There’s an old Yiddish folk tale about a man who is feeling overwhelmed by his home life. As a single mom, I feel overwhelmed by my Covid home life.
The man goes to see the Rabbi and complains, “My house is so loud; my wife is yelling and my children are noisy, and it’s a small house so there’s no place for me to have a moment of quiet. What can I do?” The Rabbi asks him if he has any chickens. The man replies that he does, and the Rabbi instructs him to bring them into the house.
A week later, the man returns to the rabbi and complains, “Now the chickens are flapping their wings and squawking and the feathers are everywhere!” The rabbi asks him if he has a goat, and suggests he bring the goat inside as well. And so it continues… Each time the man returns, the Rabbi tells him to bring something else inside… the goats, the cow, the horse…
Recently, I’ve been using this story as an analogy to how my life has been feeling in these times.
First, the pandemic. Then, the cascade of consequences… schools closed, kids home all the time, support networks cut off by virtue of not seeing anyone… and resulting responses to isolation: overwhelm, stress, loneliness, and depression.
In my world, work also amped up, which has been extra challenging with the kids home all the time. I’m aware that for others, work ceased entirely, which brings a different kind of stress.
Then, out of nowhere, a kitchen renovation I planned back in “The Before Times” suddenly got a jumpstart when the cabinets unexpectedly arrived.
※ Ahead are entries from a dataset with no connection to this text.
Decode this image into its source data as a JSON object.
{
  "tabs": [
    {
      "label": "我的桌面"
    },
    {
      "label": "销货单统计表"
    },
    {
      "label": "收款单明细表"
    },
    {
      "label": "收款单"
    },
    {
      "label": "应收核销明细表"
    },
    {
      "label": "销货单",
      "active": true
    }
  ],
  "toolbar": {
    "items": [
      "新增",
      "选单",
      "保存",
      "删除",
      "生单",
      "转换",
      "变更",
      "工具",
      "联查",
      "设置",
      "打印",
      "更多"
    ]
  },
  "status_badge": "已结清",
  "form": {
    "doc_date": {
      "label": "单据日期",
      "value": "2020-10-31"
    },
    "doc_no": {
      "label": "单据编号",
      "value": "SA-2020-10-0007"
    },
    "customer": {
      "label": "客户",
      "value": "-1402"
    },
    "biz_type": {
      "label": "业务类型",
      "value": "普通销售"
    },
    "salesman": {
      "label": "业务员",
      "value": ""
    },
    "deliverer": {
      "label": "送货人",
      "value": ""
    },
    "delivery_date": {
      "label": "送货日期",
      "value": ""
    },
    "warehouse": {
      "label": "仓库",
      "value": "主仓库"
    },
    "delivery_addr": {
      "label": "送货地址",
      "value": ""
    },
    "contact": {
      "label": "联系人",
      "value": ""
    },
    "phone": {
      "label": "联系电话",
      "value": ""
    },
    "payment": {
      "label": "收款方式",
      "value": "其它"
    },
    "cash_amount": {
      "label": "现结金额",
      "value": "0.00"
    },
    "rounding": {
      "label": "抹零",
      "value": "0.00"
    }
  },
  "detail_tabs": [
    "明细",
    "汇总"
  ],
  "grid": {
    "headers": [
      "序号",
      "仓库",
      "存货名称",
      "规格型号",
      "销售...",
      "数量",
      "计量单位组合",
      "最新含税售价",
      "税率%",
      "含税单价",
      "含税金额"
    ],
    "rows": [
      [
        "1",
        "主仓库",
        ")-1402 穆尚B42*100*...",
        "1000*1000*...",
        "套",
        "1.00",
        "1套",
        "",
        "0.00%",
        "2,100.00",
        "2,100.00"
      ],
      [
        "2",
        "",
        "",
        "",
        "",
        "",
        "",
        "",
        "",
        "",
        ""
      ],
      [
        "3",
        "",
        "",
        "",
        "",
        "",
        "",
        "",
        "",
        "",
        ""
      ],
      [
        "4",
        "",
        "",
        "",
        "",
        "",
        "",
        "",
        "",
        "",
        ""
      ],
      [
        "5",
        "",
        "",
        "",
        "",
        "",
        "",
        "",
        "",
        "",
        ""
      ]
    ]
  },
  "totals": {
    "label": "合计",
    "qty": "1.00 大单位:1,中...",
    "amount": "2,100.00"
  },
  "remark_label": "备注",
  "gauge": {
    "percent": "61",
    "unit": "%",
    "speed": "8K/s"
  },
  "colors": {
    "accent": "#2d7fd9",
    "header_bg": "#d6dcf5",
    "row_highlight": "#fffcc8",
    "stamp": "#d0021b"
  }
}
Now, the kitchen is torn apart, there’s dust all over everything, I’m staying out of the house when the contractors are here (because, Covid), and making whatever food I can with the toaster oven (though mostly eating salads). How could I not be overwhelmed by my Covid home life?
At a different time, I might be taking my kids out to eat every night, staying with friends, making this a mini-vacation.
But, as things are, it feels like another thing being shoehorned into a tight space without an inch of breathing room.
And then there’s the puppy, who we actually got in February before the pandemic hit. He is a bundle of sweetness, but he’s also a fast-growing puppy in a space with dust and boxes and construction mess all over the place… You get the picture.
All of this happening during a time of political unrest creates a general atmosphere of further upheaval felt even up here in relatively quiet and isolated Vermont. For those living in places where racial tension, protesting, and violence are occurring, actual upheaval has further amplified this already overwhelming and precarious time.
At the end of the folktale (known as “It Could Be Worse”), the Rabbi tells the man to take all the animals out of the house. The man returns a week later and thanks him profusely… “It’s so quiet and peaceful with just my wife and children in the house. I can’t thank you enough.”
I don’t know when (or if) all the animals will be out of the house under current circumstances. I don’t know when I will cease to be overwhelmed by my Covid home life.
What I’m learning day by day is that in order to be a stable and supportive presence for my kids, it’s essential that I maintain my own center and equilibrium within the maelstrom. For me, this means getting outside for walks, keeping my own space clean and organized, and creating in some way every day. These are my personal daily directives.
It also feels important to manage my perspective on the current political climate. I do this by trying to have an awareness of both the macro and micro; doing my best to respect both the universal and the individual perspectives. In action this translates on the macro level to meditation and prayer, and on the micro-level to learning about and practicing anti-racism, donating to organizations who are doing good work, and voting (to name a few.)
In addition, I’m working on making a “pod” or “bubble” for our family, so my kids can spend time with friends this year. I’m reaching out to friends and family, even if virtually, to feel supported and connected. I’m tending to my mental and physical health.
I do know that the kitchen will be done at some point. I spend about 80% of my day in and around the kitchen, so if we all need to be in the house together for the next year (or however long) I’m looking forward to having a lovely new kitchen at the heart of it.
And so, yes, gratitude.
Even in this wild time. Gratitude for whatever small thing is feeling good or going right. Right now, that means being grateful for a sleeping puppy and time to write. Later it might be gratitude that the contractors who spilled paint on the floor are giving my house a facelift (and also that the new floors aren’t in yet.) Small things. Moment by moment. Breathing spaces within the overwhelm. It could be worse.